All of those incentives-to-buy are designed to happen after your visit. What Shopkick’s offering does is hit you before you buy, at the point of purchase. If offers from retailers are well-targeted to your preferences and purchasing habits, it may well result in your making purchasing decisions based on needs-matching and great timing – purchasing that otherwise might not happen then or might happen at another retailer.

The sharing, highly social, element of Shopkick is another area that I think will appeal to lots of people (it does to me) as it gives you a recommendation system that could build into a trust system of what you say about your experiences (or even just opinions) about brands that your friends will value, and vice versa.

It takes the Nectar and Tesco Clubcard loyalty programme concepts to a whole new level.

What do you think -  will this take off? In the UK when it arrives here?
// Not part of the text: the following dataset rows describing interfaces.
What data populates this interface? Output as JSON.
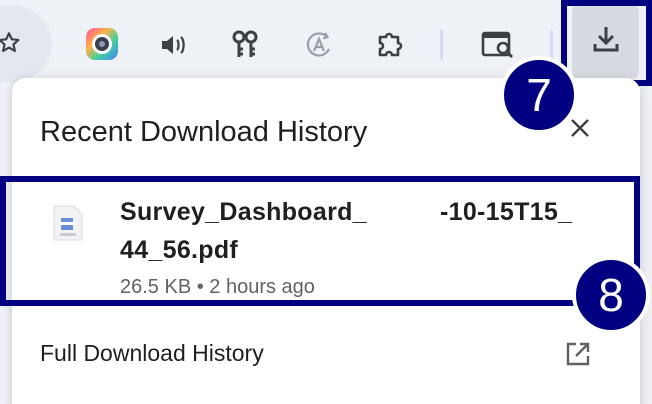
{
  "toolbar": {
    "icons": [
      "star-icon",
      "colorful-extension-icon",
      "speaker-icon",
      "keys-icon",
      "translate-icon",
      "puzzle-icon",
      "search-page-icon",
      "download-icon"
    ]
  },
  "callouts": {
    "download_button_number": "7",
    "item_number": "8"
  },
  "popup": {
    "title": "Recent Download History",
    "item": {
      "file_name_line1_start": "Survey_Dashboard_",
      "file_name_line1_end": "-10-15T15_",
      "file_name_line2": "44_56.pdf",
      "meta": "26.5 KB • 2 hours ago"
    },
    "full_history_label": "Full Download History"
  },
  "colors": {
    "callout": "#000080",
    "toolbar_bg": "#eef1f5",
    "icon": "#3c4043"
  }
}
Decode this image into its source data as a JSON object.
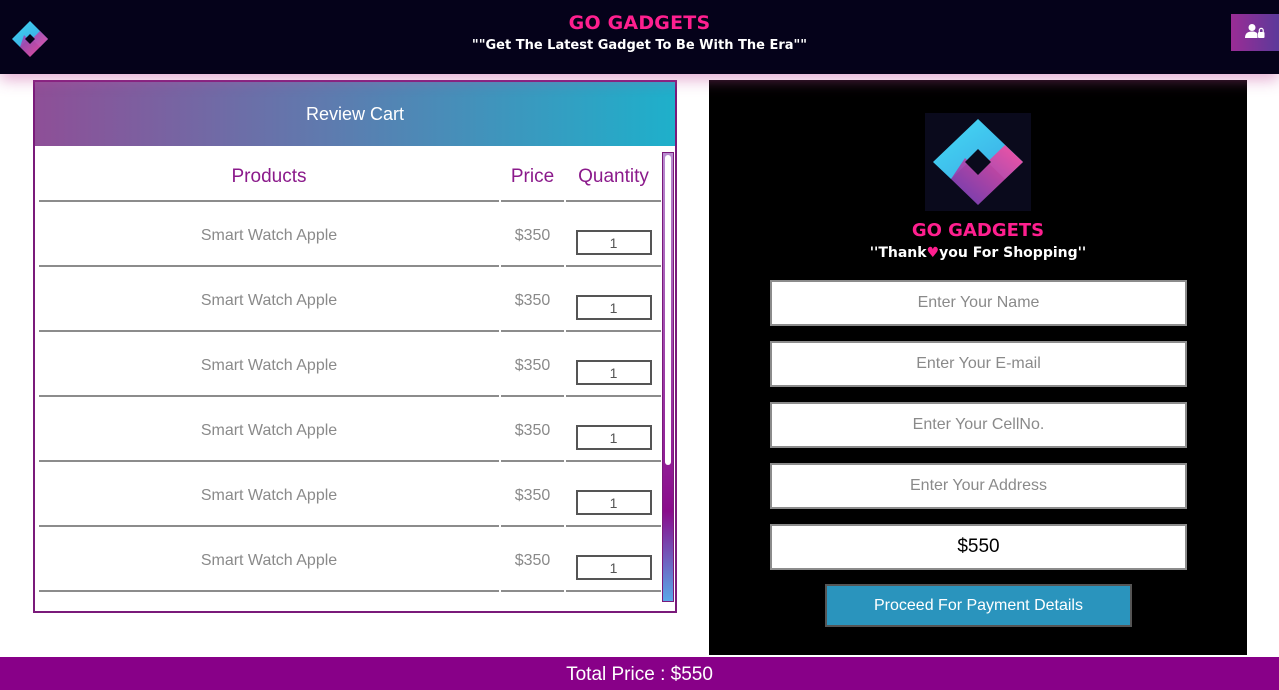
{
  "header": {
    "brand": "GO GADGETS",
    "tagline": "\"\"Get The Latest Gadget To Be With The Era\"\"",
    "logo_icon": "go-gadgets-logo",
    "user_icon": "user-lock-icon",
    "colors": {
      "background": "#05021a",
      "brand": "#ff1f8f",
      "user_button": "#9b2c95"
    }
  },
  "cart": {
    "title": "Review Cart",
    "columns": [
      "Products",
      "Price",
      "Quantity"
    ],
    "rows": [
      {
        "product": "Smart Watch Apple",
        "price": "$350",
        "quantity": "1"
      },
      {
        "product": "Smart Watch Apple",
        "price": "$350",
        "quantity": "1"
      },
      {
        "product": "Smart Watch Apple",
        "price": "$350",
        "quantity": "1"
      },
      {
        "product": "Smart Watch Apple",
        "price": "$350",
        "quantity": "1"
      },
      {
        "product": "Smart Watch Apple",
        "price": "$350",
        "quantity": "1"
      },
      {
        "product": "Smart Watch Apple",
        "price": "$350",
        "quantity": "1"
      }
    ],
    "colors": {
      "header_start": "#8e4f97",
      "header_end": "#1eb0cb",
      "border": "#7a1a7a",
      "column_text": "#8b1a8b"
    }
  },
  "checkout": {
    "brand": "GO GADGETS",
    "thanks_before": "''Thank",
    "heart": "♥",
    "thanks_after": "you For Shopping''",
    "name_placeholder": "Enter Your Name",
    "email_placeholder": "Enter Your E-mail",
    "cell_placeholder": "Enter Your CellNo.",
    "address_placeholder": "Enter Your Address",
    "total_value": "$550",
    "proceed_label": "Proceed For Payment Details",
    "colors": {
      "background": "#000000",
      "button": "#2a94bd"
    }
  },
  "footer": {
    "total_label": "Total Price : $550",
    "color": "#880088"
  }
}
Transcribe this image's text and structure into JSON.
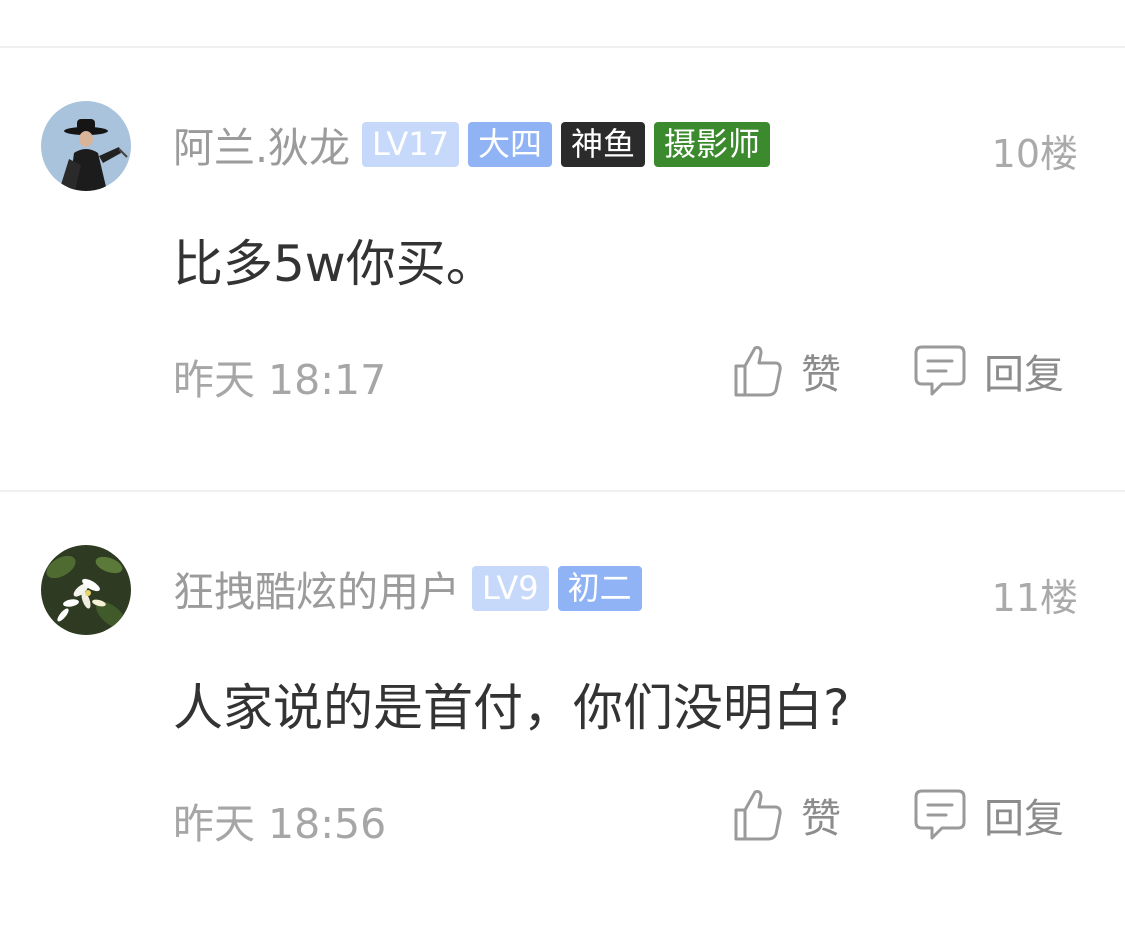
{
  "comments": [
    {
      "username": "阿兰.狄龙",
      "badges": [
        {
          "text": "LV17",
          "bg": "#c7d9fb",
          "color": "#ffffff"
        },
        {
          "text": "大四",
          "bg": "#8fb3f5",
          "color": "#ffffff"
        },
        {
          "text": "神鱼",
          "bg": "#2b2b2b",
          "color": "#ffffff"
        },
        {
          "text": "摄影师",
          "bg": "#3c8a2e",
          "color": "#ffffff"
        }
      ],
      "floor": "10楼",
      "content": "比多5w你买。",
      "time": "昨天 18:17",
      "like_label": "赞",
      "reply_label": "回复",
      "avatar_icon": "avatar-person-in-black-hat"
    },
    {
      "username": "狂拽酷炫的用户",
      "badges": [
        {
          "text": "LV9",
          "bg": "#c7d9fb",
          "color": "#ffffff"
        },
        {
          "text": "初二",
          "bg": "#8fb3f5",
          "color": "#ffffff"
        }
      ],
      "floor": "11楼",
      "content": "人家说的是首付，你们没明白?",
      "time": "昨天 18:56",
      "like_label": "赞",
      "reply_label": "回复",
      "avatar_icon": "avatar-white-flowers"
    }
  ],
  "colors": {
    "username": "#9b9b9b",
    "content": "#333333",
    "meta": "#a6a6a6",
    "divider": "#f0f0f0"
  },
  "icons": {
    "like": "thumbs-up-icon",
    "reply": "chat-bubble-icon"
  }
}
  • Related: NEC Develops "Minority Report" Advertising System. Engineers from NEC in Japan have created a new advertising system for use in public areas like malls and airports that is remarkable similar to the advertising system that was in the Steven Spielberg film “Minority Report”. In the film, as Tom Cruise walks past holographic ads in a mall, they recognize him and use his name to offer things like a cold beer or a new car. The system – called the Next Generation Digital Signage Solution – NEC has developed won’t know who the person walking by or viewing the ad is, but it will use a system that can determine the gender and age of a person within ten years. The age and gender data will be used to tailor the ads shown to the specific person watching in hopes that the ads are more effective.